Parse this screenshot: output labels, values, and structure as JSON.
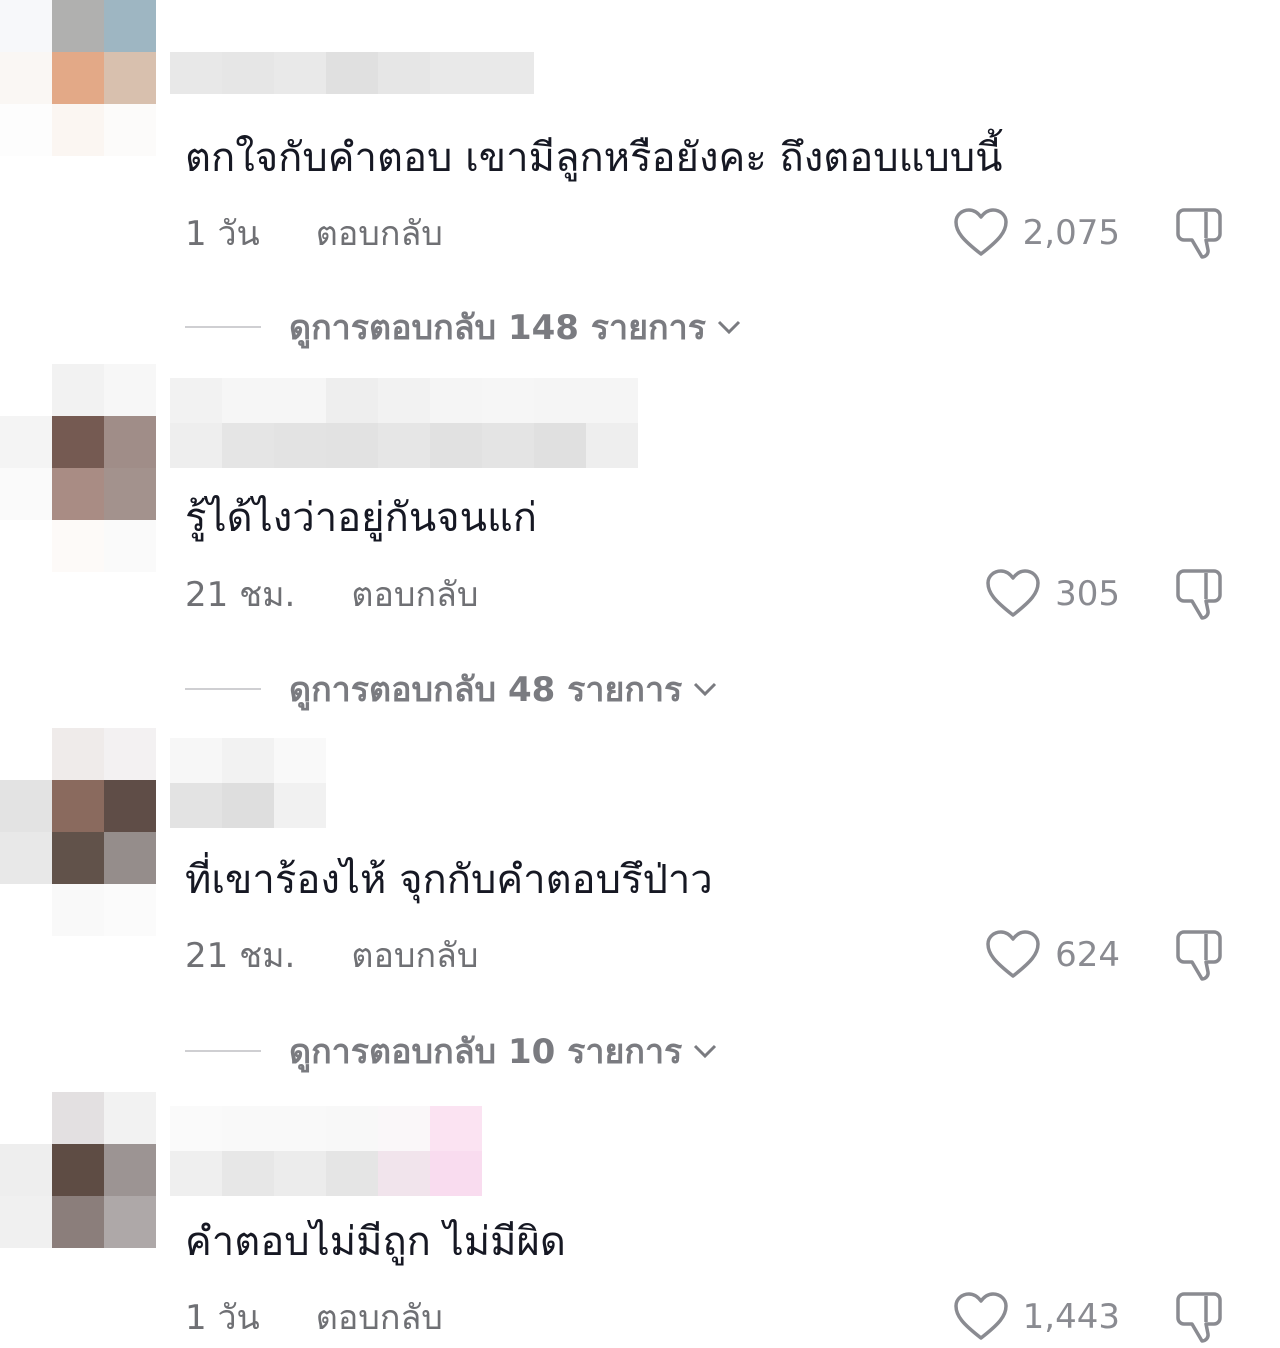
{
  "comments": [
    {
      "text": "ตกใจกับคำตอบ เขามีลูกหรือยังคะ ถึงตอบแบบนี้",
      "time": "1 วัน",
      "reply_label": "ตอบกลับ",
      "likes": "2,075",
      "view_replies": "ดูการตอบกลับ 148 รายการ",
      "avatar_colors": [
        "#f7f8fa",
        "#b0b0af",
        "#9eb6c2",
        "#faf7f4",
        "#e3a987",
        "#d8c0ae",
        "#fdfdfd",
        "#fbf6f2",
        "#fcfbfa",
        "#ffffff",
        "#ffffff",
        "#ffffff"
      ],
      "username_colors": [
        "#e8e8e8",
        "#e6e6e6",
        "#e9e9e9",
        "#e0e0e0",
        "#e6e6e6",
        "#e9e9e9",
        "#e9e9e9"
      ]
    },
    {
      "text": "รู้ได้ไงว่าอยู่กันจนแก่",
      "time": "21 ชม.",
      "reply_label": "ตอบกลับ",
      "likes": "305",
      "view_replies": "ดูการตอบกลับ 48 รายการ",
      "avatar_colors": [
        "#ffffff",
        "#f2f2f2",
        "#f7f7f7",
        "#f4f4f4",
        "#755a52",
        "#a08d88",
        "#fafafa",
        "#a98c84",
        "#a3928d",
        "#ffffff",
        "#fdfaf8",
        "#fafafa"
      ],
      "username_colors": [
        "#f2f2f2",
        "#f6f6f6",
        "#f6f6f6",
        "#eeeeee",
        "#f2f2f2",
        "#f5f5f5",
        "#f6f6f6",
        "#f5f5f5",
        "#f5f5f5",
        "#eeeeee",
        "#e5e5e5",
        "#e3e3e3",
        "#e2e2e2",
        "#e6e6e6",
        "#e1e1e1",
        "#e4e4e4",
        "#e0e0e0",
        "#eeeeee"
      ]
    },
    {
      "text": "ที่เขาร้องไห้ จุกกับคำตอบรึป่าว",
      "time": "21 ชม.",
      "reply_label": "ตอบกลับ",
      "likes": "624",
      "view_replies": "ดูการตอบกลับ 10 รายการ",
      "avatar_colors": [
        "#ffffff",
        "#efebea",
        "#f3f1f2",
        "#e3e3e3",
        "#8a6a5e",
        "#5f4d47",
        "#e8e8e8",
        "#61524a",
        "#958d8b",
        "#ffffff",
        "#f9f9f9",
        "#fbfbfb"
      ],
      "username_colors": [
        "#f7f7f7",
        "#f2f2f2",
        "#f9f9f9",
        "#e3e3e3",
        "#dedede",
        "#f1f1f1"
      ]
    },
    {
      "text": "คำตอบไม่มีถูก ไม่มีผิด",
      "time": "1 วัน",
      "reply_label": "ตอบกลับ",
      "likes": "1,443",
      "avatar_colors": [
        "#ffffff",
        "#e3e0e1",
        "#f2f2f2",
        "#eeeeee",
        "#5e4c44",
        "#9c9493",
        "#f0f0f0",
        "#8b7e7b",
        "#aea8a8",
        "#ffffff",
        "#ffffff",
        "#ffffff"
      ],
      "username_colors": [
        "#fafafa",
        "#f9f9f9",
        "#f9f9f9",
        "#f8f8f8",
        "#faf7f9",
        "#fbe3f2",
        "#efefef",
        "#e7e7e7",
        "#ececec",
        "#e5e5e5",
        "#f1e4ec",
        "#f9dcef"
      ]
    }
  ]
}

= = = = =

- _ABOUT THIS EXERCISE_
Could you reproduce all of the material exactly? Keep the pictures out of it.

- _ANSWER FOR THE TASK_
Parse this screenshot: output labels, values, and structure as JSON.
{
  "comments": [
    {
      "text": "ตกใจกับคำตอบ เขามีลูกหรือยังคะ ถึงตอบแบบนี้",
      "time": "1 วัน",
      "reply_label": "ตอบกลับ",
      "likes": "2,075",
      "view_replies": "ดูการตอบกลับ 148 รายการ",
      "avatar_colors": [
        "#f7f8fa",
        "#b0b0af",
        "#9eb6c2",
        "#faf7f4",
        "#e3a987",
        "#d8c0ae",
        "#fdfdfd",
        "#fbf6f2",
        "#fcfbfa",
        "#ffffff",
        "#ffffff",
        "#ffffff"
      ],
      "username_colors": [
        "#e8e8e8",
        "#e6e6e6",
        "#e9e9e9",
        "#e0e0e0",
        "#e6e6e6",
        "#e9e9e9",
        "#e9e9e9"
      ]
    },
    {
      "text": "รู้ได้ไงว่าอยู่กันจนแก่",
      "time": "21 ชม.",
      "reply_label": "ตอบกลับ",
      "likes": "305",
      "view_replies": "ดูการตอบกลับ 48 รายการ",
      "avatar_colors": [
        "#ffffff",
        "#f2f2f2",
        "#f7f7f7",
        "#f4f4f4",
        "#755a52",
        "#a08d88",
        "#fafafa",
        "#a98c84",
        "#a3928d",
        "#ffffff",
        "#fdfaf8",
        "#fafafa"
      ],
      "username_colors": [
        "#f2f2f2",
        "#f6f6f6",
        "#f6f6f6",
        "#eeeeee",
        "#f2f2f2",
        "#f5f5f5",
        "#f6f6f6",
        "#f5f5f5",
        "#f5f5f5",
        "#eeeeee",
        "#e5e5e5",
        "#e3e3e3",
        "#e2e2e2",
        "#e6e6e6",
        "#e1e1e1",
        "#e4e4e4",
        "#e0e0e0",
        "#eeeeee"
      ]
    },
    {
      "text": "ที่เขาร้องไห้ จุกกับคำตอบรึป่าว",
      "time": "21 ชม.",
      "reply_label": "ตอบกลับ",
      "likes": "624",
      "view_replies": "ดูการตอบกลับ 10 รายการ",
      "avatar_colors": [
        "#ffffff",
        "#efebea",
        "#f3f1f2",
        "#e3e3e3",
        "#8a6a5e",
        "#5f4d47",
        "#e8e8e8",
        "#61524a",
        "#958d8b",
        "#ffffff",
        "#f9f9f9",
        "#fbfbfb"
      ],
      "username_colors": [
        "#f7f7f7",
        "#f2f2f2",
        "#f9f9f9",
        "#e3e3e3",
        "#dedede",
        "#f1f1f1"
      ]
    },
    {
      "text": "คำตอบไม่มีถูก ไม่มีผิด",
      "time": "1 วัน",
      "reply_label": "ตอบกลับ",
      "likes": "1,443",
      "avatar_colors": [
        "#ffffff",
        "#e3e0e1",
        "#f2f2f2",
        "#eeeeee",
        "#5e4c44",
        "#9c9493",
        "#f0f0f0",
        "#8b7e7b",
        "#aea8a8",
        "#ffffff",
        "#ffffff",
        "#ffffff"
      ],
      "username_colors": [
        "#fafafa",
        "#f9f9f9",
        "#f9f9f9",
        "#f8f8f8",
        "#faf7f9",
        "#fbe3f2",
        "#efefef",
        "#e7e7e7",
        "#ececec",
        "#e5e5e5",
        "#f1e4ec",
        "#f9dcef"
      ]
    }
  ]
}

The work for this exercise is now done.